- $15,000 from IKE Smart City to lobby City officials, including Elliott, seeking support for their “digital wayfinding program, including establishment of interactive wayfinding kiosks, in the Downtown Community Plan area of the City of San Diego”; and,
- $1,000 from Pardee Homes to lobby for a “development permit and related environmental approvals and annexation for properties known as Nakano Park in Otay Mesa and Chula Vista Border East of I-805.”
The complaint against Elliott and the lobbyists was filed by San Diego attorney Cory Briggs who ran unsuccessfully against Elliott in the 2020 election. Briggs has a long history of representing clients against the City of San Diego to oppose tax increases and demand the release of public documents.
Elliott used Briggs’ name in her fundraising solicitations where she titled her email ““, claiming that “Cory Briggs personally sued me three times” and that “I need your help to support our Legal Defense Fund to beat back Cory Briggs’ ridiculous attacks in court“.
Elliott’s email linked to a website that provided two links to lawsuits she claimed Briggs filed, but one of the lawsuits is one where Elliott sued to challenge Briggs’ ballot title as a “Taxpayer Advocate” on the official voter ballots in the November 2020 election. Elliott claimed that the term was misleading to voters.
The “Lawsuit 2” link downloads a motion filed in the case of “MARA W. ELLIOTT, Petitioner and Plaintiff, v. ELIZABETH MALAND, in her capacity as SAN DIEGO CITY CLERK & MICHAEL VU, in his capacity as SAN DIEGO COUNTY REGISTRAR OF VOTER.”
In this case, Elliott was the Plaintiff suing, not the other way around.
One of the other three cases which Elliott claims Briggs filed against her was actually against the City Clerk and Registrar of Voters when Briggs challenged Elliott’s use of a San Diego Union-Tribune endorsement she used on her ballot statement.

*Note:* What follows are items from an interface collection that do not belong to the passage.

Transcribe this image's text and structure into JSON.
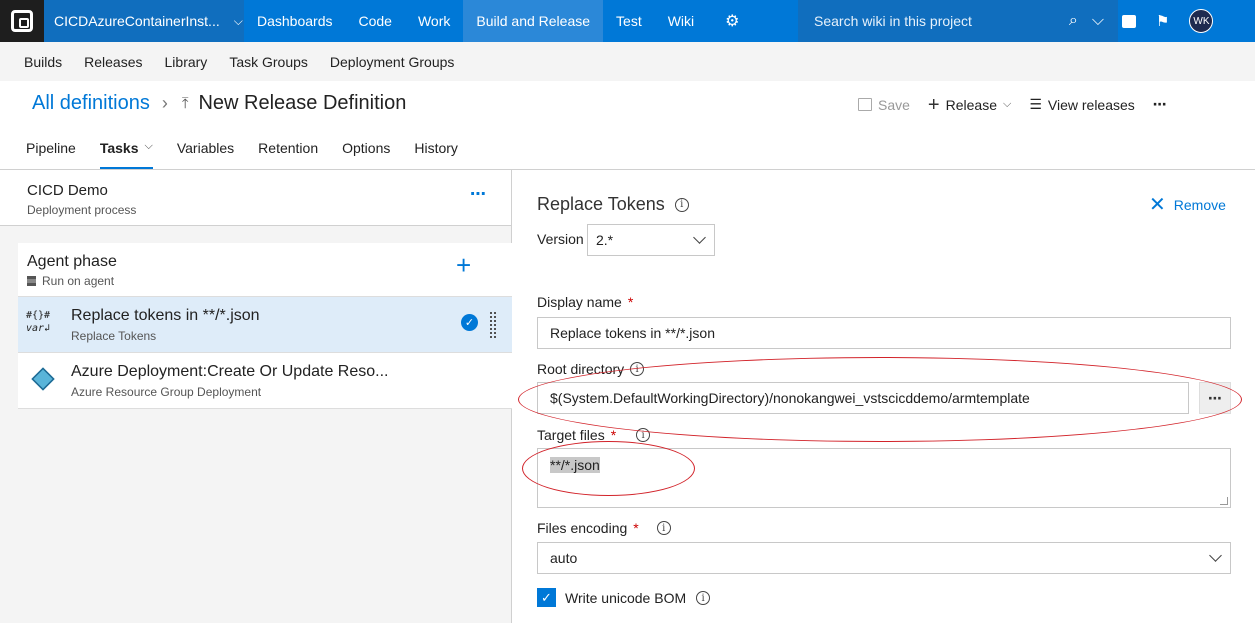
{
  "topnav": {
    "project": "CICDAzureContainerInst...",
    "items": [
      "Dashboards",
      "Code",
      "Work",
      "Build and Release",
      "Test",
      "Wiki"
    ],
    "search_placeholder": "Search wiki in this project",
    "avatar_initials": "WK"
  },
  "subnav": {
    "items": [
      "Builds",
      "Releases",
      "Library",
      "Task Groups",
      "Deployment Groups"
    ]
  },
  "header": {
    "all_definitions": "All definitions",
    "title": "New Release Definition",
    "save": "Save",
    "release": "Release",
    "view_releases": "View releases"
  },
  "tabs": [
    "Pipeline",
    "Tasks",
    "Variables",
    "Retention",
    "Options",
    "History"
  ],
  "left_panel": {
    "process_name": "CICD Demo",
    "process_sub": "Deployment process",
    "phase_name": "Agent phase",
    "phase_sub": "Run on agent",
    "tasks": [
      {
        "icon_top": "#{}#",
        "icon_bottom": "var",
        "name": "Replace tokens in **/*.json",
        "sub": "Replace Tokens"
      },
      {
        "name": "Azure Deployment:Create Or Update Reso...",
        "sub": "Azure Resource Group Deployment"
      }
    ]
  },
  "right_panel": {
    "title": "Replace Tokens",
    "remove": "Remove",
    "version_label": "Version",
    "version_value": "2.*",
    "display_name_label": "Display name",
    "display_name_value": "Replace tokens in **/*.json",
    "root_dir_label": "Root directory",
    "root_dir_value": "$(System.DefaultWorkingDirectory)/nonokangwei_vstscicddemo/armtemplate",
    "target_files_label": "Target files",
    "target_files_value": "**/*.json",
    "encoding_label": "Files encoding",
    "encoding_value": "auto",
    "bom_label": "Write unicode BOM",
    "required_mark": "*",
    "info_glyph": "i"
  },
  "colors": {
    "brand": "#0078d7",
    "annotation": "#d2232a"
  }
}
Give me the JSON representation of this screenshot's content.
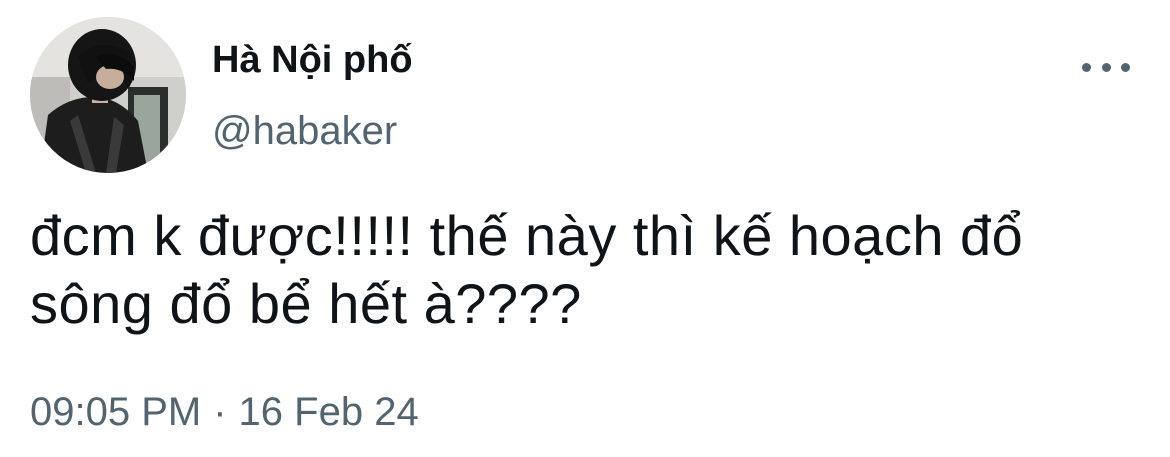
{
  "author": {
    "display_name": "Hà Nội phố",
    "handle": "@habaker",
    "avatar_icon": "user-avatar-photo"
  },
  "more_icon": "more-horizontal-icon",
  "tweet": {
    "text": "đcm k được!!!!! thế này thì kế hoạch đổ sông đổ bể hết à????"
  },
  "meta": {
    "time": "09:05 PM",
    "separator": "·",
    "date": "16 Feb 24"
  },
  "colors": {
    "text_primary": "#0f1419",
    "text_secondary": "#536471",
    "background": "#ffffff"
  }
}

Briggs argued that the newspaper had only endorsed Elliott for the March Primary Election, and that the paper had not yet endorsed any candidate for City Attorney in the General Election. Elliott admitted the endorsement was only for the Primary and not for the General Election.
The Judge ruled against Elliott and issued a permanent injunction requiring the City Clerk and Registrar of Voters to use an amended ballot statement that deleted the UT endorsement. Elliott created the legal defense fund exactly one month after that court ruling.
Briggs has and continues to represent the Publisher of La Prensa San Diego, Arturo Castañares, in lawsuits filed against the City of San Diego and other government agencies to enforce provisions of the California Public Records Act and the California Brown Act. Briggs has won every case filed on behalf of La Prensa and has received reimbursement of his legal fees from the City of San Diego. La Prensa San Diego has never paid Briggs or his law firm for work on any of those cases.
One pending case filed just two weeks ago came after Castañares filed a Public Records Act request for a memo sent from then-Councilman Todd Gloria to then-Mayor Kevin Faulconer regarding potential policies related to the City’s use of facial recognitions technology. The City denied that any such document existed, but responded to a nearly identical request from the Voice of San Diego online news outlet by saying the document existed but was exempt from disclosure.
Briggs filed a lawsuit to enforce to release of the document. Within days, the City released the document and admitted City staff had violated the California Public Records Act in failing to release the document to Castañares and La Prensa.
Two other open cases against the City of San Diego involve the release of documents related to the 101 Ash Street building, as well as documents related to a once-secret police funding committee exposed by La Prensa in December. In that case, City staff have not released documents related to over $200 million they allocated to local police agencies over the past 16 years.